> _Directions_
Where an entry below contains an image, skip the image and copy the rest exactly.
Start of Available records
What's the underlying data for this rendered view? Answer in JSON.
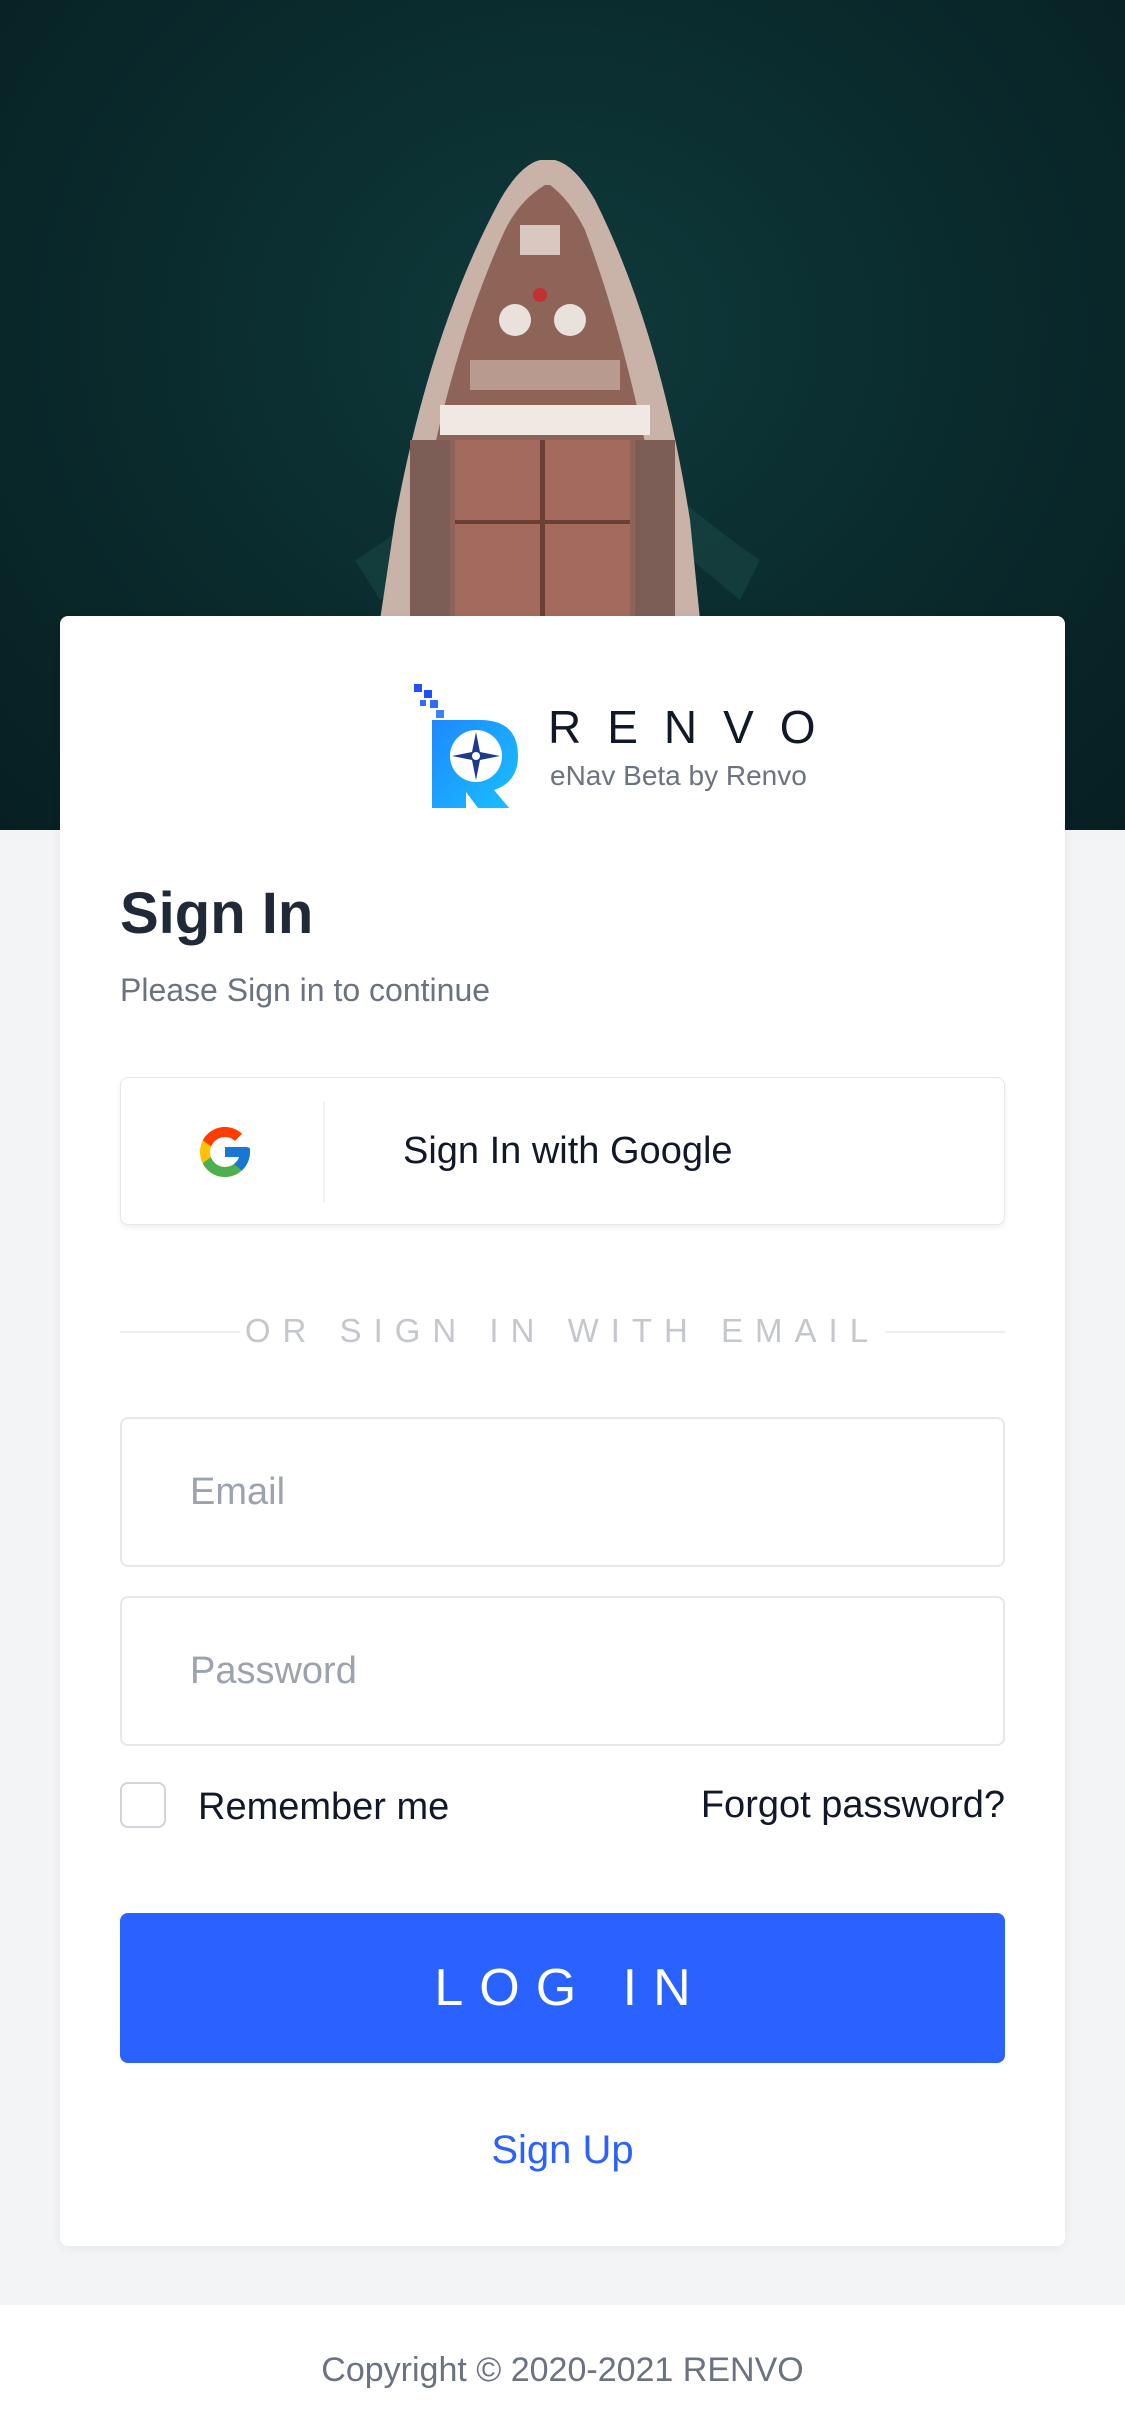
{
  "brand": {
    "name": "RENVO",
    "tagline": "eNav Beta by Renvo"
  },
  "signin": {
    "title": "Sign In",
    "subtitle": "Please Sign in to continue",
    "google_label": "Sign In with Google",
    "divider_text": "OR SIGN IN WITH EMAIL",
    "email_placeholder": "Email",
    "password_placeholder": "Password",
    "remember_label": "Remember me",
    "forgot_label": "Forgot password?",
    "login_label": "LOG IN",
    "signup_label": "Sign Up"
  },
  "footer": {
    "copyright": "Copyright © 2020-2021 RENVO"
  },
  "colors": {
    "accent": "#2962ff",
    "hero_water": "#0a2a2c",
    "page_bg": "#f3f4f6"
  }
}
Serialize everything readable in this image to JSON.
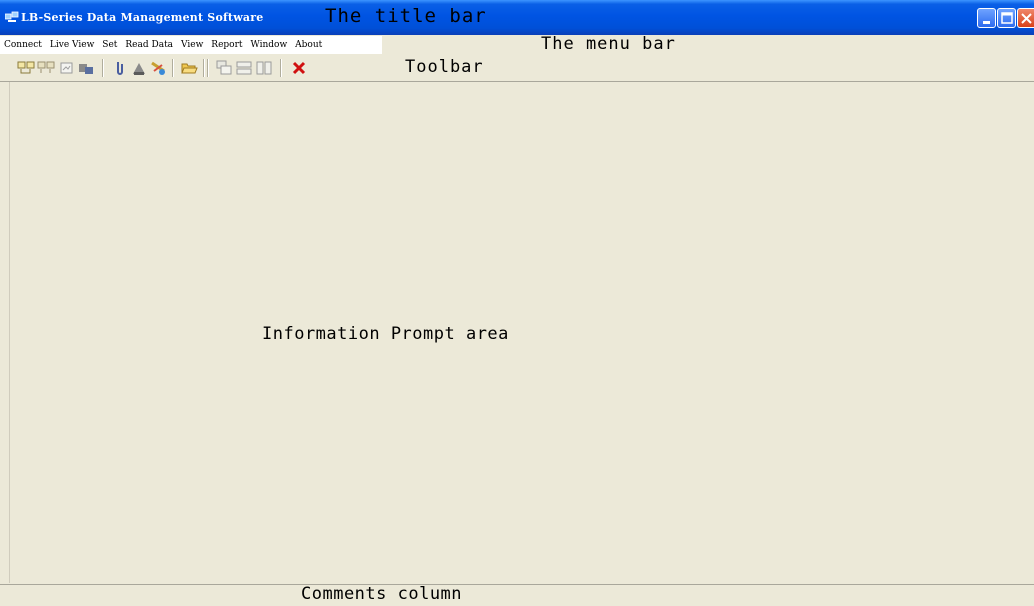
{
  "titlebar": {
    "title": "LB-Series Data Management Software",
    "annotation": "The title bar",
    "colors": {
      "bar": "#0054e3",
      "close": "#d8401a"
    }
  },
  "menubar": {
    "items": [
      {
        "label": "Connect"
      },
      {
        "label": "Live View"
      },
      {
        "label": "Set"
      },
      {
        "label": "Read Data"
      },
      {
        "label": "View"
      },
      {
        "label": "Report"
      },
      {
        "label": "Window"
      },
      {
        "label": "About"
      }
    ],
    "annotation": "The menu bar"
  },
  "toolbar": {
    "annotation": "Toolbar",
    "buttons": [
      {
        "icon": "connect-icon"
      },
      {
        "icon": "disconnect-icon"
      },
      {
        "icon": "live-view-icon"
      },
      {
        "icon": "settings-icon"
      },
      {
        "icon": "attach-icon"
      },
      {
        "icon": "upload-icon"
      },
      {
        "icon": "clear-icon"
      },
      {
        "icon": "open-folder-icon"
      },
      {
        "icon": "cascade-icon"
      },
      {
        "icon": "tile-horizontal-icon"
      },
      {
        "icon": "tile-vertical-icon"
      },
      {
        "icon": "exit-icon"
      }
    ]
  },
  "main": {
    "annotation": "Information Prompt area",
    "background": "#ece9d8"
  },
  "statusbar": {
    "annotation": "Comments column"
  }
}
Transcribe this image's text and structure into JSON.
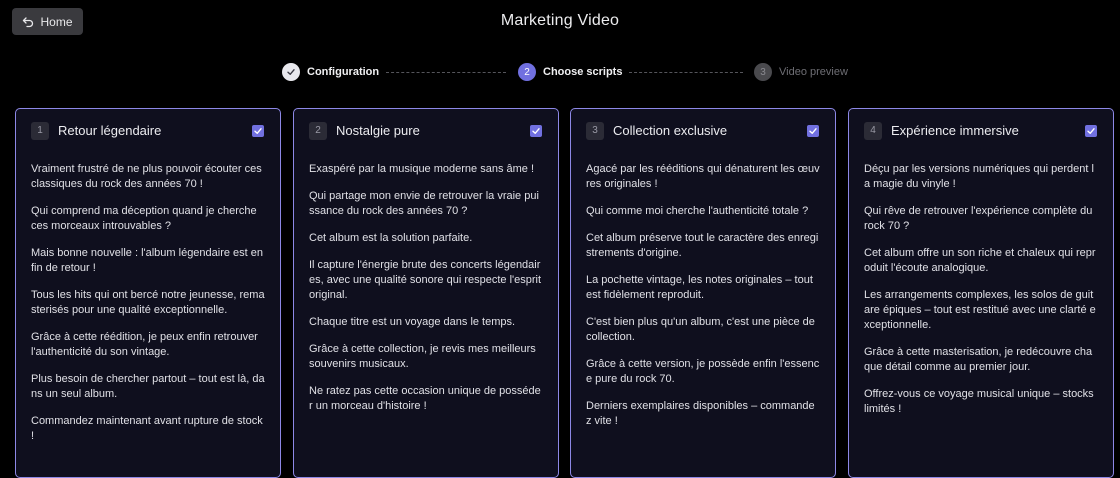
{
  "header": {
    "home_label": "Home",
    "title": "Marketing Video"
  },
  "stepper": [
    {
      "label": "Configuration",
      "state": "done",
      "number": ""
    },
    {
      "label": "Choose scripts",
      "state": "active",
      "number": "2"
    },
    {
      "label": "Video preview",
      "state": "pending",
      "number": "3"
    }
  ],
  "colors": {
    "accent": "#7170e0",
    "card_border": "#8d88e6",
    "card_bg": "#0f0f1e",
    "background": "#000000"
  },
  "cards": [
    {
      "number": "1",
      "title": "Retour légendaire",
      "checked": true,
      "lines": [
        "Vraiment frustré de ne plus pouvoir écouter ces classiques du rock des années 70 !",
        "Qui comprend ma déception quand je cherche ces morceaux introuvables ?",
        "Mais bonne nouvelle : l'album légendaire est enfin de retour !",
        "Tous les hits qui ont bercé notre jeunesse, remasterisés pour une qualité exceptionnelle.",
        "Grâce à cette réédition, je peux enfin retrouver l'authenticité du son vintage.",
        "Plus besoin de chercher partout – tout est là, dans un seul album.",
        "Commandez maintenant avant rupture de stock !"
      ]
    },
    {
      "number": "2",
      "title": "Nostalgie pure",
      "checked": true,
      "lines": [
        "Exaspéré par la musique moderne sans âme !",
        "Qui partage mon envie de retrouver la vraie puissance du rock des années 70 ?",
        "Cet album est la solution parfaite.",
        "Il capture l'énergie brute des concerts légendaires, avec une qualité sonore qui respecte l'esprit original.",
        "Chaque titre est un voyage dans le temps.",
        "Grâce à cette collection, je revis mes meilleurs souvenirs musicaux.",
        "Ne ratez pas cette occasion unique de posséder un morceau d'histoire !"
      ]
    },
    {
      "number": "3",
      "title": "Collection exclusive",
      "checked": true,
      "lines": [
        "Agacé par les rééditions qui dénaturent les œuvres originales !",
        "Qui comme moi cherche l'authenticité totale ?",
        "Cet album préserve tout le caractère des enregistrements d'origine.",
        "La pochette vintage, les notes originales – tout est fidèlement reproduit.",
        "C'est bien plus qu'un album, c'est une pièce de collection.",
        "Grâce à cette version, je possède enfin l'essence pure du rock 70.",
        "Derniers exemplaires disponibles – commandez vite !"
      ]
    },
    {
      "number": "4",
      "title": "Expérience immersive",
      "checked": true,
      "lines": [
        "Déçu par les versions numériques qui perdent la magie du vinyle !",
        "Qui rêve de retrouver l'expérience complète du rock 70 ?",
        "Cet album offre un son riche et chaleux qui reproduit l'écoute analogique.",
        "Les arrangements complexes, les solos de guitare épiques – tout est restitué avec une clarté exceptionnelle.",
        "Grâce à cette masterisation, je redécouvre chaque détail comme au premier jour.",
        "Offrez-vous ce voyage musical unique – stocks limités !"
      ]
    }
  ]
}
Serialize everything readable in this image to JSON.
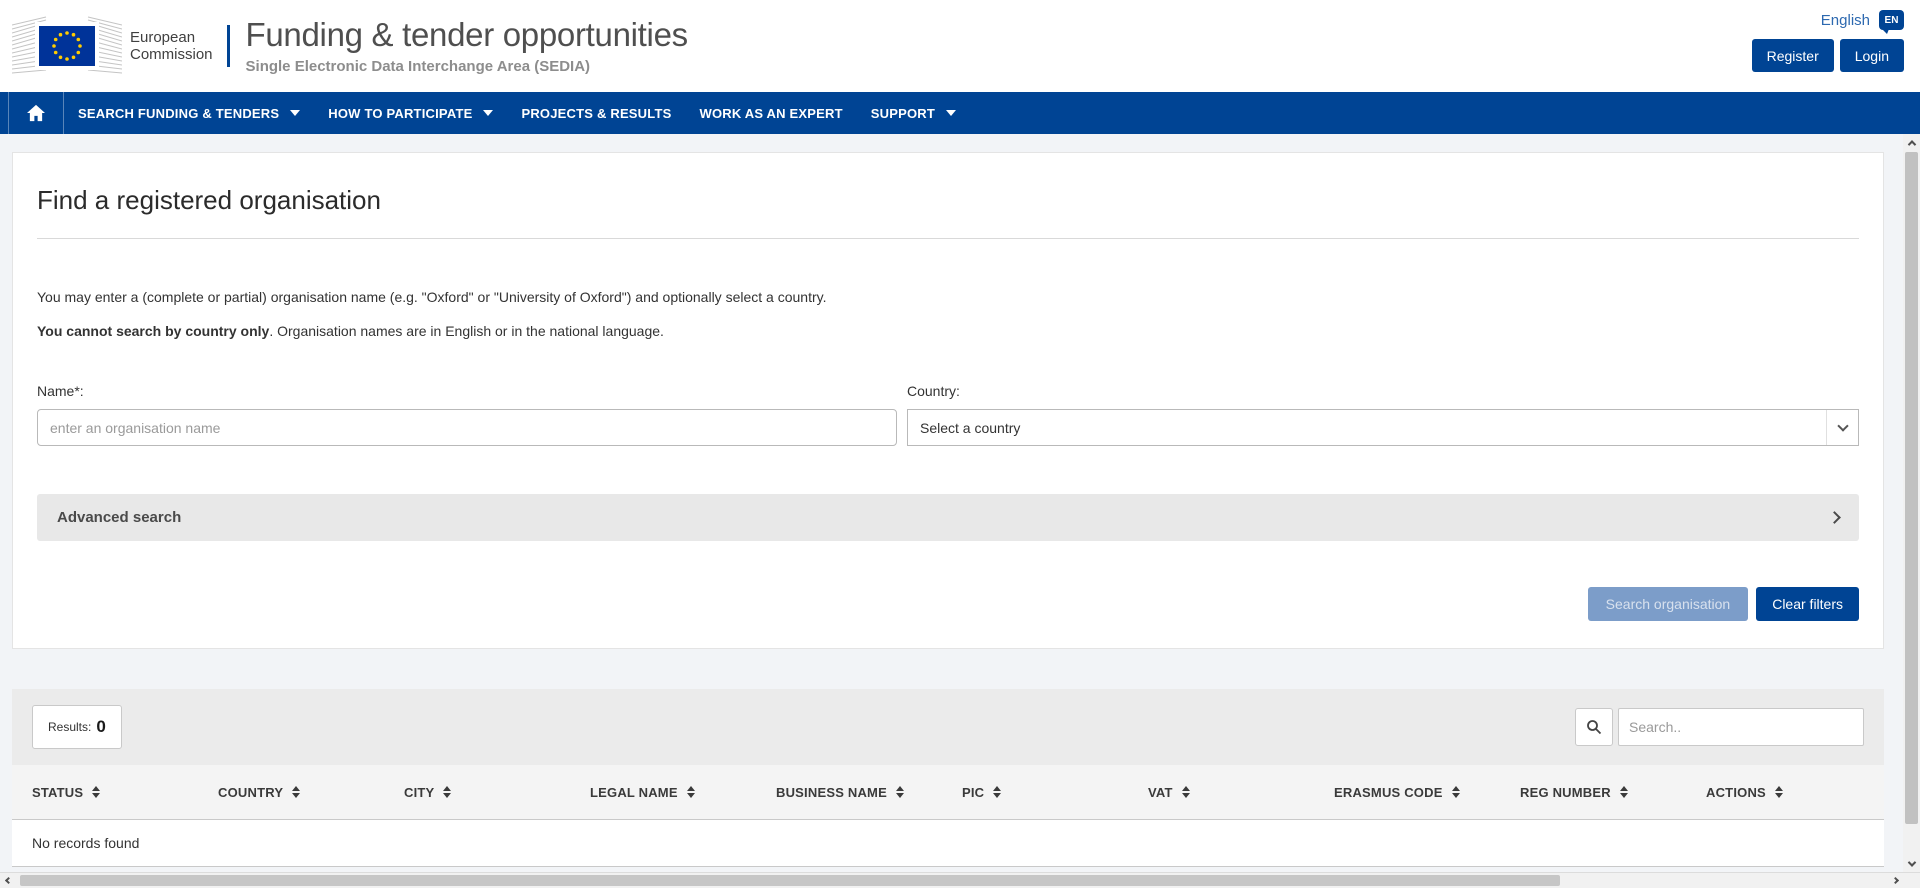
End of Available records
> _Written answer_
What's the underlying data for this rendered view? Answer in JSON.
{
  "brand": {
    "name": "RENVO",
    "tagline": "eNav Beta by Renvo"
  },
  "signin": {
    "title": "Sign In",
    "subtitle": "Please Sign in to continue",
    "google_label": "Sign In with Google",
    "divider_text": "OR SIGN IN WITH EMAIL",
    "email_placeholder": "Email",
    "password_placeholder": "Password",
    "remember_label": "Remember me",
    "forgot_label": "Forgot password?",
    "login_label": "LOG IN",
    "signup_label": "Sign Up"
  },
  "footer": {
    "copyright": "Copyright © 2020-2021 RENVO"
  },
  "colors": {
    "accent": "#2962ff",
    "hero_water": "#0a2a2c",
    "page_bg": "#f3f4f6"
  }
}
Serialize everything readable in this image to JSON.
{
  "titlebar": {
    "title": "LB-Series Data Management Software",
    "annotation": "The title bar",
    "colors": {
      "bar": "#0054e3",
      "close": "#d8401a"
    }
  },
  "menubar": {
    "items": [
      {
        "label": "Connect"
      },
      {
        "label": "Live View"
      },
      {
        "label": "Set"
      },
      {
        "label": "Read Data"
      },
      {
        "label": "View"
      },
      {
        "label": "Report"
      },
      {
        "label": "Window"
      },
      {
        "label": "About"
      }
    ],
    "annotation": "The menu bar"
  },
  "toolbar": {
    "annotation": "Toolbar",
    "buttons": [
      {
        "icon": "connect-icon"
      },
      {
        "icon": "disconnect-icon"
      },
      {
        "icon": "live-view-icon"
      },
      {
        "icon": "settings-icon"
      },
      {
        "icon": "attach-icon"
      },
      {
        "icon": "upload-icon"
      },
      {
        "icon": "clear-icon"
      },
      {
        "icon": "open-folder-icon"
      },
      {
        "icon": "cascade-icon"
      },
      {
        "icon": "tile-horizontal-icon"
      },
      {
        "icon": "tile-vertical-icon"
      },
      {
        "icon": "exit-icon"
      }
    ]
  },
  "main": {
    "annotation": "Information Prompt area",
    "background": "#ece9d8"
  },
  "statusbar": {
    "annotation": "Comments column"
  }
}
Transcribe this image's text and structure into JSON.
{
  "header": {
    "home_label": "Home",
    "title": "Marketing Video"
  },
  "stepper": [
    {
      "label": "Configuration",
      "state": "done",
      "number": ""
    },
    {
      "label": "Choose scripts",
      "state": "active",
      "number": "2"
    },
    {
      "label": "Video preview",
      "state": "pending",
      "number": "3"
    }
  ],
  "colors": {
    "accent": "#7170e0",
    "card_border": "#8d88e6",
    "card_bg": "#0f0f1e",
    "background": "#000000"
  },
  "cards": [
    {
      "number": "1",
      "title": "Retour légendaire",
      "checked": true,
      "lines": [
        "Vraiment frustré de ne plus pouvoir écouter ces classiques du rock des années 70 !",
        "Qui comprend ma déception quand je cherche ces morceaux introuvables ?",
        "Mais bonne nouvelle : l'album légendaire est enfin de retour !",
        "Tous les hits qui ont bercé notre jeunesse, remasterisés pour une qualité exceptionnelle.",
        "Grâce à cette réédition, je peux enfin retrouver l'authenticité du son vintage.",
        "Plus besoin de chercher partout – tout est là, dans un seul album.",
        "Commandez maintenant avant rupture de stock !"
      ]
    },
    {
      "number": "2",
      "title": "Nostalgie pure",
      "checked": true,
      "lines": [
        "Exaspéré par la musique moderne sans âme !",
        "Qui partage mon envie de retrouver la vraie puissance du rock des années 70 ?",
        "Cet album est la solution parfaite.",
        "Il capture l'énergie brute des concerts légendaires, avec une qualité sonore qui respecte l'esprit original.",
        "Chaque titre est un voyage dans le temps.",
        "Grâce à cette collection, je revis mes meilleurs souvenirs musicaux.",
        "Ne ratez pas cette occasion unique de posséder un morceau d'histoire !"
      ]
    },
    {
      "number": "3",
      "title": "Collection exclusive",
      "checked": true,
      "lines": [
        "Agacé par les rééditions qui dénaturent les œuvres originales !",
        "Qui comme moi cherche l'authenticité totale ?",
        "Cet album préserve tout le caractère des enregistrements d'origine.",
        "La pochette vintage, les notes originales – tout est fidèlement reproduit.",
        "C'est bien plus qu'un album, c'est une pièce de collection.",
        "Grâce à cette version, je possède enfin l'essence pure du rock 70.",
        "Derniers exemplaires disponibles – commandez vite !"
      ]
    },
    {
      "number": "4",
      "title": "Expérience immersive",
      "checked": true,
      "lines": [
        "Déçu par les versions numériques qui perdent la magie du vinyle !",
        "Qui rêve de retrouver l'expérience complète du rock 70 ?",
        "Cet album offre un son riche et chaleux qui reproduit l'écoute analogique.",
        "Les arrangements complexes, les solos de guitare épiques – tout est restitué avec une clarté exceptionnelle.",
        "Grâce à cette masterisation, je redécouvre chaque détail comme au premier jour.",
        "Offrez-vous ce voyage musical unique – stocks limités !"
      ]
    }
  ]
}
Serialize everything readable in this image to JSON.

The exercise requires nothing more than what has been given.